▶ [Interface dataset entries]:
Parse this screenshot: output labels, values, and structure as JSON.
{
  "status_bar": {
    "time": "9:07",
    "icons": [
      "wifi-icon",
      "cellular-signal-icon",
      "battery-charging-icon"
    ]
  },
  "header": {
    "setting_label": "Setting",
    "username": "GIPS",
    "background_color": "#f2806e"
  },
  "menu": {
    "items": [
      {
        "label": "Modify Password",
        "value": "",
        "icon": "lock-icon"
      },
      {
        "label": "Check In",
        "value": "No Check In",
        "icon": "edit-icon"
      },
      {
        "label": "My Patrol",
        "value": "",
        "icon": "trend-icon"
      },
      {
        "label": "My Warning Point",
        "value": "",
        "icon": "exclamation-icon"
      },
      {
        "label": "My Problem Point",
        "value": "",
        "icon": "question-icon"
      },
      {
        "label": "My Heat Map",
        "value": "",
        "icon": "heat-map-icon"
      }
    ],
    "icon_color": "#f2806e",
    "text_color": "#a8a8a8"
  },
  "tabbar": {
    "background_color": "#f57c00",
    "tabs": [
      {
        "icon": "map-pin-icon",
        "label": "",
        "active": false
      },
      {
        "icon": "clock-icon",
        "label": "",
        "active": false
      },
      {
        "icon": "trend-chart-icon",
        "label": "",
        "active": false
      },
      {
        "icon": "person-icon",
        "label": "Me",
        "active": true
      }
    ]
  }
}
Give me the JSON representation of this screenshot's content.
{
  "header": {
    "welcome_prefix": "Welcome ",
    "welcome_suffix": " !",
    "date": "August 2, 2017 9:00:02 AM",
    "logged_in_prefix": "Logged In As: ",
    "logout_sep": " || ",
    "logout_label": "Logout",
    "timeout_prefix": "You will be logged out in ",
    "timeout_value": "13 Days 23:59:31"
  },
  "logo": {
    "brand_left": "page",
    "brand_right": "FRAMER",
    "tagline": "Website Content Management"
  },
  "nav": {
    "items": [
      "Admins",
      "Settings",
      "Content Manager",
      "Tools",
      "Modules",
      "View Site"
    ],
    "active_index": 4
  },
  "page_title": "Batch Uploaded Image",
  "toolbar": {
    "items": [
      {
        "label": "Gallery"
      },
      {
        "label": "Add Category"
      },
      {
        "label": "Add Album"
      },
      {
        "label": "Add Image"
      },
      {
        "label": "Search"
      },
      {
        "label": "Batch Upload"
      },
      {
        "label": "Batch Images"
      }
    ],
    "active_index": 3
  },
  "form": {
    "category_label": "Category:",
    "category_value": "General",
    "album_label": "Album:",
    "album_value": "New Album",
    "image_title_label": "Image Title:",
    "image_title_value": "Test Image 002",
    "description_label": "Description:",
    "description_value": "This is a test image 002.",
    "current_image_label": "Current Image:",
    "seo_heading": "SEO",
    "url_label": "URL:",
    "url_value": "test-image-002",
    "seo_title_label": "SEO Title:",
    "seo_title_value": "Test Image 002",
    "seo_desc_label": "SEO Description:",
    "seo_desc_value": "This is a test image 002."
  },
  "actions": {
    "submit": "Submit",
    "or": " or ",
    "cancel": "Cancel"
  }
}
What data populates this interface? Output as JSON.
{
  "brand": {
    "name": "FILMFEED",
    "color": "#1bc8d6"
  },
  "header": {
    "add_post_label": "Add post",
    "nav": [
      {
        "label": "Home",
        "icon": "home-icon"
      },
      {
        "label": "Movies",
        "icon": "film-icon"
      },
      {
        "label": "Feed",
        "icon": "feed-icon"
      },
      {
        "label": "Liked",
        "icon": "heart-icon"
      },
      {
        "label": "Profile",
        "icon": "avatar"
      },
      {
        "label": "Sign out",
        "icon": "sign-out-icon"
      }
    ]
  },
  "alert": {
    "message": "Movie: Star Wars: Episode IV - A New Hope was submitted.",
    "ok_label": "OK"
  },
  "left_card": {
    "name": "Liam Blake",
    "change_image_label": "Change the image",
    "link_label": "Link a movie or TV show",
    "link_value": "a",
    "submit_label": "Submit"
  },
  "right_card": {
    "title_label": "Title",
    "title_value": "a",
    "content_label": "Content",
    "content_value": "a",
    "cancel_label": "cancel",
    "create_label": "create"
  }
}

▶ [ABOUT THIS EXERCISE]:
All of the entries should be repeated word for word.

▶ [OUTPUT BELOW]:
Parse this screenshot: output labels, values, and structure as JSON.
{
  "status_bar": {
    "time": "9:07",
    "icons": [
      "wifi-icon",
      "cellular-signal-icon",
      "battery-charging-icon"
    ]
  },
  "header": {
    "setting_label": "Setting",
    "username": "GIPS",
    "background_color": "#f2806e"
  },
  "menu": {
    "items": [
      {
        "label": "Modify Password",
        "value": "",
        "icon": "lock-icon"
      },
      {
        "label": "Check In",
        "value": "No Check In",
        "icon": "edit-icon"
      },
      {
        "label": "My Patrol",
        "value": "",
        "icon": "trend-icon"
      },
      {
        "label": "My Warning Point",
        "value": "",
        "icon": "exclamation-icon"
      },
      {
        "label": "My Problem Point",
        "value": "",
        "icon": "question-icon"
      },
      {
        "label": "My Heat Map",
        "value": "",
        "icon": "heat-map-icon"
      }
    ],
    "icon_color": "#f2806e",
    "text_color": "#a8a8a8"
  },
  "tabbar": {
    "background_color": "#f57c00",
    "tabs": [
      {
        "icon": "map-pin-icon",
        "label": "",
        "active": false
      },
      {
        "icon": "clock-icon",
        "label": "",
        "active": false
      },
      {
        "icon": "trend-chart-icon",
        "label": "",
        "active": false
      },
      {
        "icon": "person-icon",
        "label": "Me",
        "active": true
      }
    ]
  }
}
Give me the JSON representation of this screenshot's content.
{
  "header": {
    "welcome_prefix": "Welcome ",
    "welcome_suffix": " !",
    "date": "August 2, 2017 9:00:02 AM",
    "logged_in_prefix": "Logged In As: ",
    "logout_sep": " || ",
    "logout_label": "Logout",
    "timeout_prefix": "You will be logged out in ",
    "timeout_value": "13 Days 23:59:31"
  },
  "logo": {
    "brand_left": "page",
    "brand_right": "FRAMER",
    "tagline": "Website Content Management"
  },
  "nav": {
    "items": [
      "Admins",
      "Settings",
      "Content Manager",
      "Tools",
      "Modules",
      "View Site"
    ],
    "active_index": 4
  },
  "page_title": "Batch Uploaded Image",
  "toolbar": {
    "items": [
      {
        "label": "Gallery"
      },
      {
        "label": "Add Category"
      },
      {
        "label": "Add Album"
      },
      {
        "label": "Add Image"
      },
      {
        "label": "Search"
      },
      {
        "label": "Batch Upload"
      },
      {
        "label": "Batch Images"
      }
    ],
    "active_index": 3
  },
  "form": {
    "category_label": "Category:",
    "category_value": "General",
    "album_label": "Album:",
    "album_value": "New Album",
    "image_title_label": "Image Title:",
    "image_title_value": "Test Image 002",
    "description_label": "Description:",
    "description_value": "This is a test image 002.",
    "current_image_label": "Current Image:",
    "seo_heading": "SEO",
    "url_label": "URL:",
    "url_value": "test-image-002",
    "seo_title_label": "SEO Title:",
    "seo_title_value": "Test Image 002",
    "seo_desc_label": "SEO Description:",
    "seo_desc_value": "This is a test image 002."
  },
  "actions": {
    "submit": "Submit",
    "or": " or ",
    "cancel": "Cancel"
  }
}
What data populates this interface? Output as JSON.
{
  "brand": {
    "name": "FILMFEED",
    "color": "#1bc8d6"
  },
  "header": {
    "add_post_label": "Add post",
    "nav": [
      {
        "label": "Home",
        "icon": "home-icon"
      },
      {
        "label": "Movies",
        "icon": "film-icon"
      },
      {
        "label": "Feed",
        "icon": "feed-icon"
      },
      {
        "label": "Liked",
        "icon": "heart-icon"
      },
      {
        "label": "Profile",
        "icon": "avatar"
      },
      {
        "label": "Sign out",
        "icon": "sign-out-icon"
      }
    ]
  },
  "alert": {
    "message": "Movie: Star Wars: Episode IV - A New Hope was submitted.",
    "ok_label": "OK"
  },
  "left_card": {
    "name": "Liam Blake",
    "change_image_label": "Change the image",
    "link_label": "Link a movie or TV show",
    "link_value": "a",
    "submit_label": "Submit"
  },
  "right_card": {
    "title_label": "Title",
    "title_value": "a",
    "content_label": "Content",
    "content_value": "a",
    "cancel_label": "cancel",
    "create_label": "create"
  }
}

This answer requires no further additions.